In May 1955, at the YMCA in Rio de Janeiro, Gracie participated in a 3 hour 42 minute fight against his former student Valdemar Santana, with Gracie losing by technical knockout due to exhaustion.Template:Citation needed This fight is the longest uninterrupted MMA fight in history.Template:Citation needed

Later lifeEdit

Gracie's son, Rorion Gracie, was one of the first Gracie family members to bring Gracie Jiu-Jitsu to the United States of America, and later founded the UFC.Template:Citation needed Royce Gracie, Rorion's younger brother, went on to become the first UFC champion in the organization's history; Helio coached Royce from outside the cage at UFC 1 and UFC 2.Template:Citation needed

Gracie died on the morning of January 29, 2009, in his sleep in Itaipava, Rio de Janeiro.Template:Citation needed The cause of death, reported by the family, was natural causes. His last words were: "I created a flag from the sport’s dignity. I oversee the name of my family with affection, steady nerves and blood."[8] Gracie was able to utilize the same Jiu-Jitsu techniques which he helped to develop until his death. He was 95 years old, and was teaching/training on the mat until 10 days before his death, when he became ill.
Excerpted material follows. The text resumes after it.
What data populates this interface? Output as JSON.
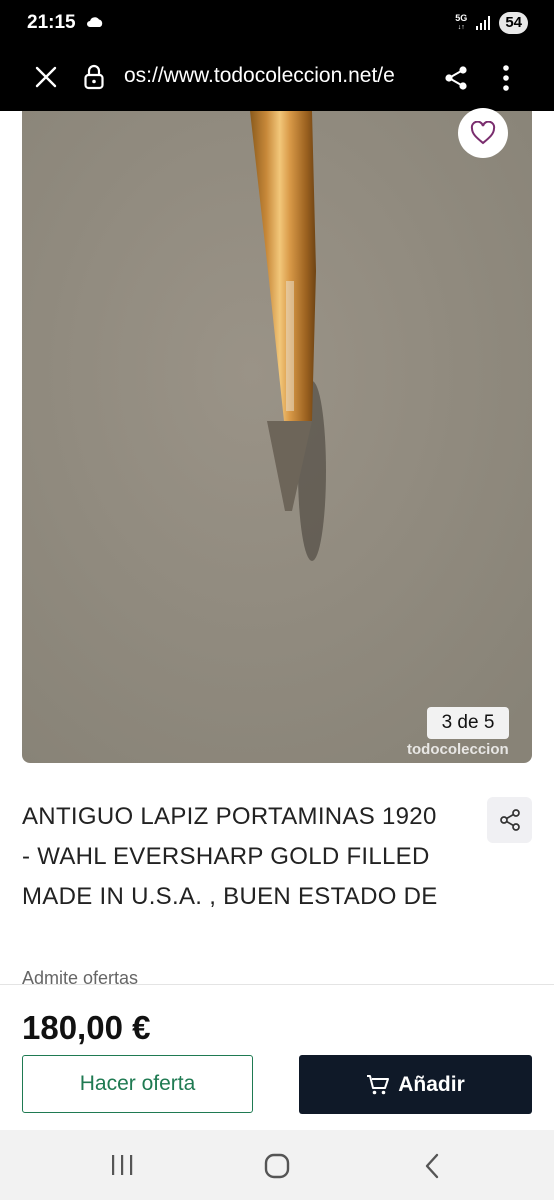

Gracie had four brothers: Oswaldo, Gastão Jr., Jorge, and Carlos.Template:Citation needed He had been married twice, first to Margarida and later to Vera.[9] He was the father of seven sons (Rickson, Royler, Rolker, Royce, Relson, Robin and Rorion—all BJJ black belts) and two daughters (Rerika and Ricci).[10] Gracie was grandfather to many BJJ black belts, including Ryron, Rener, Ralek, Rhalan, Kron, and others.
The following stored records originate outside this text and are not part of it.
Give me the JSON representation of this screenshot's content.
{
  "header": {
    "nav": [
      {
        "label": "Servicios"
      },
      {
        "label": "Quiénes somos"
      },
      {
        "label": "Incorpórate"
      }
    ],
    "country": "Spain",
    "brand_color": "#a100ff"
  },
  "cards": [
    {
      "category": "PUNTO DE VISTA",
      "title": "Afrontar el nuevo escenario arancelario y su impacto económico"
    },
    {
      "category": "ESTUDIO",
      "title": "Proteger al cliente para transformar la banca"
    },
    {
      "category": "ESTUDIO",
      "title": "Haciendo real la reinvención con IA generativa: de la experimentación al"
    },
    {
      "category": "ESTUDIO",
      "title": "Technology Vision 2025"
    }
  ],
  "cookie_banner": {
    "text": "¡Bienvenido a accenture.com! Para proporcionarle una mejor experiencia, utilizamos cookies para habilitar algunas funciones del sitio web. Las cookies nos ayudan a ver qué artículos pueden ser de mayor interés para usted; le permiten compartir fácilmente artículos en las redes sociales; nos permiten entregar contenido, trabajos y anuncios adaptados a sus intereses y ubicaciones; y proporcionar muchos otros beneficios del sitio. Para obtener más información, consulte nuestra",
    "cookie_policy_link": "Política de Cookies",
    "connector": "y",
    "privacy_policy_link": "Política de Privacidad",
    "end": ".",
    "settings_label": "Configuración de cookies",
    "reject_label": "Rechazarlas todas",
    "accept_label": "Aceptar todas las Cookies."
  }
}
Career highlightsEdit

  • 1932: Submitted Antonio Portugal by armlock
  • 1932: Draw with Takashi Namiki
  • 1932: Draw with Fred Ebert
  • 1934: Draw with Wladek Zbyszko
  • 1934: Submitted Taro Miyake by choke
  • 1935: Submitted Dudu by Side Kick to the spleen.
  • 1935: Draw with Yassuiti Ono
  • 1936: Draw with Takeo Yano
  • 1936: Submitted Massagoichi by armlock
  • 1936: Draw with Yassuiti Ono
  • 1937: Submitted Erwin Klausner by armlock
  • 1937: Submitted Espingarda
  • 1950: Submitted Landulfo Caribe by choke
  • 1950: Submitted Azevedo Maia by choke
  • 1951: Draw with Kato
  • 1951: Submitted Kato by choke
  • 1951: Defeated by Masahiko Kimura by Kimura lock
  • 1955: Defeated by Valdemar Santana by KO (fight duration 3h 42min)
  • 1967: Submitted Valdomiro dos Santos Ferreira by choke
  • 10-3-8


  1. [1]
  2. According to Masahiko Kimura in his book "My Judo", Helio Gracie was a 6th dan judo at the time of his fight with Kimura in 1951 ( see extract]). There is no Kodokan record of Hélio Gracie having any dan grade in judo, but it is not unusual for a foreign judoka's actual grade to be higher than that officially granted and recorded by the Kodokan, as Kodokan ranks are maintained independently and have much more strict requirements.
  3. Template:Cite news
  4. 4.0 4.1 4.2 Template:Cite news
  5. Template:Cite news
  6. Template:Cite book
  7. Template:Cite journal
  8. - "Master Helio Gracie has passed away: Jiu-Jitsu loses its icon."
  9. Gracie Family Tree. Retrieved on 2009-01-30.
  10. Knapp, Brian; TJ DeSantis (2009-01-29). Helio Gracie Dead. Retrieved on 2009-01-30.

External linksEdit

Template:Gracie familyfr:Hélio Gracie nl:Hélio Gracie ja:エリオ・グレイシー no:Hélio Gracie pt:Hélio Gracie sv:Hélio Gracie